**What to do:** From the first line to the last, give the records again exactly and skip the pictures.

**Supplied data:**
>>>

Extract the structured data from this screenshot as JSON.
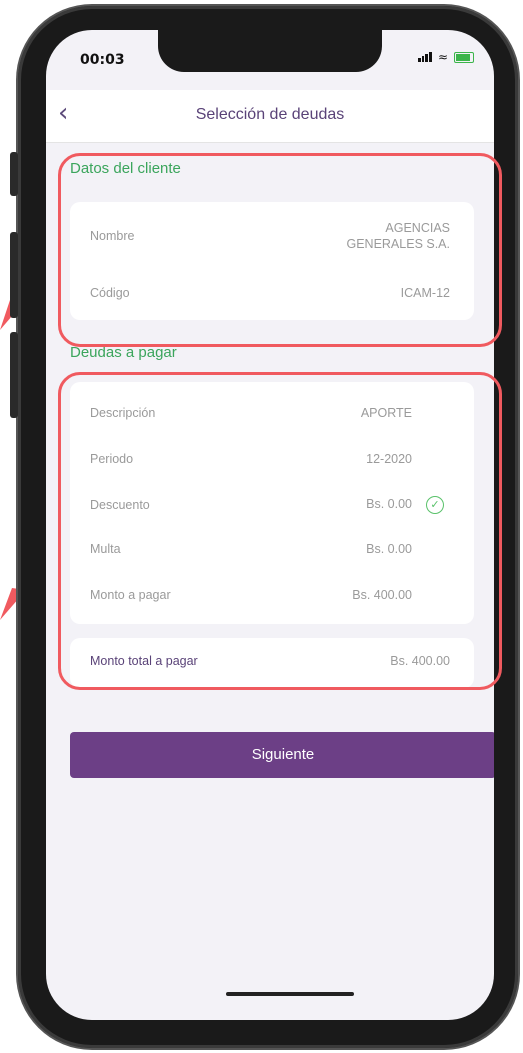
{
  "status": {
    "time": "00:03"
  },
  "navbar": {
    "back_label": "‹",
    "title": "Selección de deudas"
  },
  "client_section": {
    "title": "Datos del cliente",
    "rows": [
      {
        "label": "Nombre",
        "value_line1": "AGENCIAS",
        "value_line2": "GENERALES S.A."
      },
      {
        "label": "Código",
        "value": "ICAM-12"
      }
    ]
  },
  "debts_section": {
    "title": "Deudas a pagar",
    "rows": [
      {
        "label": "Descripción",
        "value": "APORTE"
      },
      {
        "label": "Periodo",
        "value": "12-2020"
      },
      {
        "label": "Descuento",
        "value": "Bs. 0.00"
      },
      {
        "label": "Multa",
        "value": "Bs. 0.00"
      },
      {
        "label": "Monto a pagar",
        "value": "Bs. 400.00"
      }
    ],
    "total": {
      "label": "Monto total a pagar",
      "value": "Bs. 400.00"
    }
  },
  "next_button": {
    "label": "Siguiente"
  },
  "colors": {
    "accent": "#6c3f86",
    "section_title": "#3ba55c",
    "highlight": "#f05a5f"
  }
}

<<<

**Answer for this exercise:**
Extract the structured data from this screenshot as JSON.
{
  "status": {
    "time": "00:03"
  },
  "navbar": {
    "back_label": "‹",
    "title": "Selección de deudas"
  },
  "client_section": {
    "title": "Datos del cliente",
    "rows": [
      {
        "label": "Nombre",
        "value_line1": "AGENCIAS",
        "value_line2": "GENERALES S.A."
      },
      {
        "label": "Código",
        "value": "ICAM-12"
      }
    ]
  },
  "debts_section": {
    "title": "Deudas a pagar",
    "rows": [
      {
        "label": "Descripción",
        "value": "APORTE"
      },
      {
        "label": "Periodo",
        "value": "12-2020"
      },
      {
        "label": "Descuento",
        "value": "Bs. 0.00"
      },
      {
        "label": "Multa",
        "value": "Bs. 0.00"
      },
      {
        "label": "Monto a pagar",
        "value": "Bs. 400.00"
      }
    ],
    "total": {
      "label": "Monto total a pagar",
      "value": "Bs. 400.00"
    }
  },
  "next_button": {
    "label": "Siguiente"
  },
  "colors": {
    "accent": "#6c3f86",
    "section_title": "#3ba55c",
    "highlight": "#f05a5f"
  }
}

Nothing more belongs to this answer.